## EXERCISE
From first entry to last, give the listing again verbatim.
── EXTRACTED DATA
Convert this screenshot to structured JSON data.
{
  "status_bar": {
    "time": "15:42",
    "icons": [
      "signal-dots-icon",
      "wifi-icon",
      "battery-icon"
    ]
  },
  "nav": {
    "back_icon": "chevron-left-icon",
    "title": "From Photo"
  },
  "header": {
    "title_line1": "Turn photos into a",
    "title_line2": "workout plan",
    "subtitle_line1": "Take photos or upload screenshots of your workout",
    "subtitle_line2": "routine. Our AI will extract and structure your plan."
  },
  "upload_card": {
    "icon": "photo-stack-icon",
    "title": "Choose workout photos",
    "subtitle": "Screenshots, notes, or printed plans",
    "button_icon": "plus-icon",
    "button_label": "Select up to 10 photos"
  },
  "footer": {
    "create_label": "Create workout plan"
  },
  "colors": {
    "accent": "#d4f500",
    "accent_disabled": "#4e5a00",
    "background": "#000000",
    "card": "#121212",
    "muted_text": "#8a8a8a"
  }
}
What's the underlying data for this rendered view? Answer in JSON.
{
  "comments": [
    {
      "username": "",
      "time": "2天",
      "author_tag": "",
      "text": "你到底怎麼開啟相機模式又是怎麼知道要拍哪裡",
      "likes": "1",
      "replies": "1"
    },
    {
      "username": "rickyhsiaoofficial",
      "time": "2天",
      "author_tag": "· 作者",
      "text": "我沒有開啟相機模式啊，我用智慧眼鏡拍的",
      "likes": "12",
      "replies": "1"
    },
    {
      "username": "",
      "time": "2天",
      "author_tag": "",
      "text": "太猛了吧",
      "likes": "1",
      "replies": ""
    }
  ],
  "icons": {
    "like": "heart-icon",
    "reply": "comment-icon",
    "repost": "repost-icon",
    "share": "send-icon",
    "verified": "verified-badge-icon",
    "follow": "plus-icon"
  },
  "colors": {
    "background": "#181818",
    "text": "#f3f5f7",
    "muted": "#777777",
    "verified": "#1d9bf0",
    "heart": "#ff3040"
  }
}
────
## EXERCISE SOLUTION
Convert this screenshot to structured JSON data.
{
  "status_bar": {
    "time": "15:42",
    "icons": [
      "signal-dots-icon",
      "wifi-icon",
      "battery-icon"
    ]
  },
  "nav": {
    "back_icon": "chevron-left-icon",
    "title": "From Photo"
  },
  "header": {
    "title_line1": "Turn photos into a",
    "title_line2": "workout plan",
    "subtitle_line1": "Take photos or upload screenshots of your workout",
    "subtitle_line2": "routine. Our AI will extract and structure your plan."
  },
  "upload_card": {
    "icon": "photo-stack-icon",
    "title": "Choose workout photos",
    "subtitle": "Screenshots, notes, or printed plans",
    "button_icon": "plus-icon",
    "button_label": "Select up to 10 photos"
  },
  "footer": {
    "create_label": "Create workout plan"
  },
  "colors": {
    "accent": "#d4f500",
    "accent_disabled": "#4e5a00",
    "background": "#000000",
    "card": "#121212",
    "muted_text": "#8a8a8a"
  }
}
What's the underlying data for this rendered view? Answer in JSON.
{
  "comments": [
    {
      "username": "",
      "time": "2天",
      "author_tag": "",
      "text": "你到底怎麼開啟相機模式又是怎麼知道要拍哪裡",
      "likes": "1",
      "replies": "1"
    },
    {
      "username": "rickyhsiaoofficial",
      "time": "2天",
      "author_tag": "· 作者",
      "text": "我沒有開啟相機模式啊，我用智慧眼鏡拍的",
      "likes": "12",
      "replies": "1"
    },
    {
      "username": "",
      "time": "2天",
      "author_tag": "",
      "text": "太猛了吧",
      "likes": "1",
      "replies": ""
    }
  ],
  "icons": {
    "like": "heart-icon",
    "reply": "comment-icon",
    "repost": "repost-icon",
    "share": "send-icon",
    "verified": "verified-badge-icon",
    "follow": "plus-icon"
  },
  "colors": {
    "background": "#181818",
    "text": "#f3f5f7",
    "muted": "#777777",
    "verified": "#1d9bf0",
    "heart": "#ff3040"
  }
}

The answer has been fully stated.